# Show it without using induction?

1. Oct 18, 2004

### 3.14lwy

how to show this:

if f(x) = 2x/(2x-1)

then show f(n) + f(n)f(n-1) + f(n)f(n-1)f(n-2) + ... + f(n)f(n-1)f(n-2)...f(1) = 2n .

I have tried to use induction , and I can show it.
but , I can't show it without using induction.

can anyone tell how to show it without using induction?

thank you !

2. Oct 18, 2004

### matt grime

let S(n) be the sum you want.

Can you relate S(n) to S(n-1) algebraically? Hint, does the LHS of your equation have anything common to every term?

3. Oct 18, 2004

### HallsofIvy

Do you see what happens when you write out a few terms of the products?

$$f(1)f(2)= \frac{2}{1}\frac{4}{3}= \frac{(2)(4)}{(1){3}}$$
$$f(1)f(2)f(3)= \frac{2}{1}\frac{4}{3}\frac{6}{5}= \frac{(2)(4)(6)}{(1)(3)(5)$$
and so on. You get a fraction with something "like" a factorial in both numerator and denominator except that the numerator has only even numbers and the denominator only odd numbers.

(2)(4)(6)...(2n)= (2)(1)(2)(2)(2)(3)...(2)(n)= 2n n!
and (1)(3)(5)...(2n+1)= ((1)(2)(3)(4)(5)...(2n)(2n+1))/(2)(4)...(2n))
= (2n+1)!/(2nn!)
Does that give you any ideas?

4. Oct 18, 2004

### 3.14lwy

I find S(n) = f(n)*S(n-1)

and f(n) = (2^2n)(n!)/(2n+1)!

then , S(n) = product of (2^2r)(r!)/(2r+1)! from r = 1 to n

am I right ?

however i still don't know how to do?

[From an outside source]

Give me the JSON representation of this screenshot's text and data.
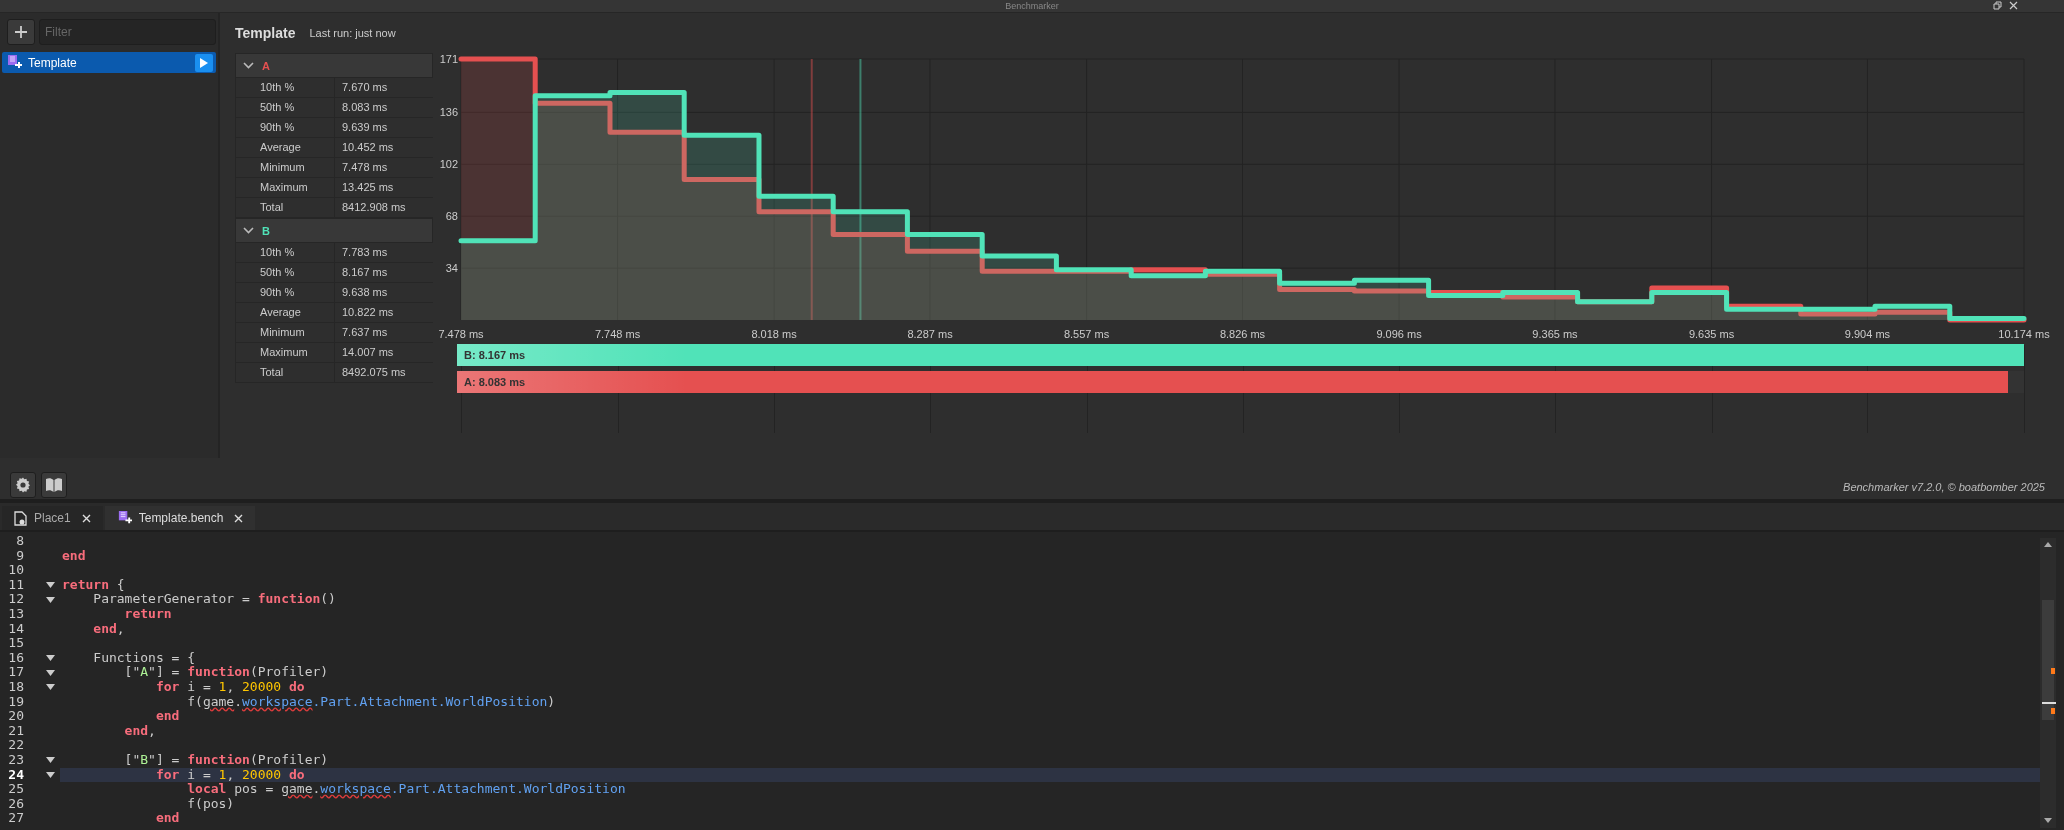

5. Oct 18, 2004

### matt grime

No, you're not right.

6. Oct 19, 2004

### 3.14lwy

Oh! :tongue:

it should be S(n) = f(n)[1 + S(n-1)]

but still don't know

if it is in this from:

X(n) = aX(n-1) + b

i can find X(n) in term of a , b and X(1) ,

but now the a and the b is changing..................................

7. Oct 19, 2004

### matt grime

You've found a first order difference equation. As with differential equations you guess a solution by inspection based upon f(n).

8. Oct 20, 2004

### 3.14lwy

S(n) = f(n)[1 + S(n-1)]

S(n) - S(n-1) = f(n)[1 + S(n-1)] - S(n-1)
= f(n) + [f(n) - 1]S(n-1)

____________________________________________________

S(1) = 2/1 = 2

S(2) = 4/3 + 8/3 = 12/3 = 4

S(3) = 6/5 + (6*4)/(5*3) + (6*4*2)/(5*3*1)
= 2*3/5 + 2*4/5 + 2*4*2/5
= 2[3/5 + 3*(4/5)]
= 2*3*(5/5) = 6

S(4)
......
....
...
..
.

S(2) - S(1) = 2....................
........................

I realy cannot find the solution

Last edited: Oct 20, 2004
9. Oct 20, 2004

### matt grime

You're given 2n, and asked to *show* it is the solution, so it is perfectly acceptable to check it satisfies the recurrence relation by simple substitution.

And:

$$S(n) = \frac{2n(1+S(n-1))}{2n-1}$$

it is clear what kind of answer you should guess from looking at that ie that 2n is what you want since 2n-1 = 2(n-1)+1

Last edited: Oct 20, 2004